  • we do not need to crawl manually one by one, as we can quickly find one by search page
  • we are not required to use that distro, as we do not need install it on our computer
However, this solves only problems in one specific distro. For example, Ubuntu package search is for Ubuntu only, Fedora's for Fedora, openSUSE's for openSUSE, as I said, those are individuals. If we work with multiple distros, it means a hard work, as we need to do multiple search manually in multiple search pages.

More than that, how if a distro does not have a search engine? Like OpenMandriva, for example? Or GuixSD, that is not easy to find a package with such A-Z paging? That makes everything more difficult.

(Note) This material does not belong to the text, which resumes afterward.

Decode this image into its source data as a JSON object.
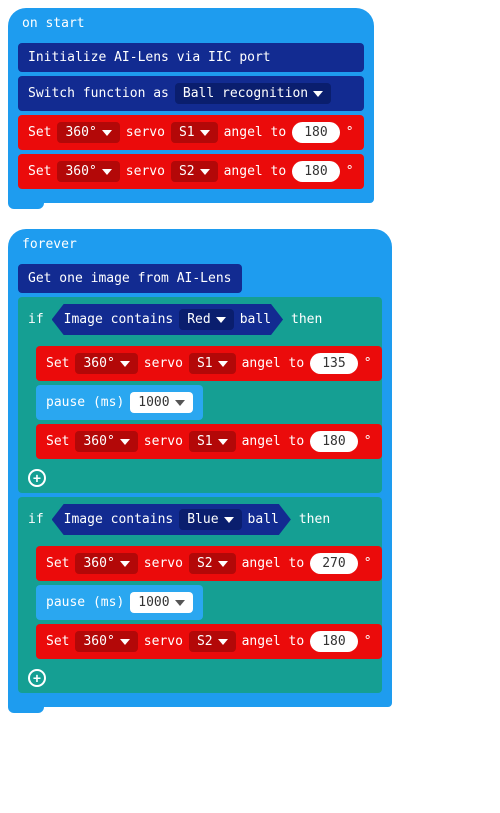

Fortunately, thanks to Repology now we solve all those problems with one solution.

8. How to use Repology?

To search for package:
  1. Go to
  2. See section 'search packages' with a search box
  3. Type a package name for example gimp
  4. Click Go button
  5. Page reloads
  6. Page displays list of packages containing gimp in their names
  7. Select the simplest name displayed in this example gimp*
  8. Page reloads
  9. Page displays list of package gimp versions in multiple distros
  10. Click a package gimp name on the list for example Ubuntu 18.04's
  11. Page changed onto that distro's official info of that package, here it is Ubuntu 18.04's repository page of gimp version

Picture 8.1
(Left: search box you want | Middle: search box for maintainers, distro developers | Right: useful links to Repositories' Statistics)

Picture 8.2
(Search result for gimp keyword showing various packages with gimp in their names)
Picture 8.3
(1st column: distro versions | 2nd column: package name | 3rd column: package version numbers | 4th column: repository section where that package stored / package category | 5th column: contacts (emails) of the maintainers behind that package)

Picture 8.4
(Search result of package gimp displays multiple distros (often more than one versions) their respective gimp versions)
(Left: from Alpine to Arch repositories ... | Middle: from Astra to CRUX repositories ... | Right: from Debian to Deepin repositories)

Picture 8.5
(An official Ubuntu's repository web page for gimp package)
(Top: title says it is a source code package of gimp software version 2.8.22 | Left: links to download the binary package gimp | Right: links to developmental stuffs and bug report)

By this example you can explore more by yourselves, o dear readers. Enjoy researching!

This article is licensed under CC BY-SA 3.0.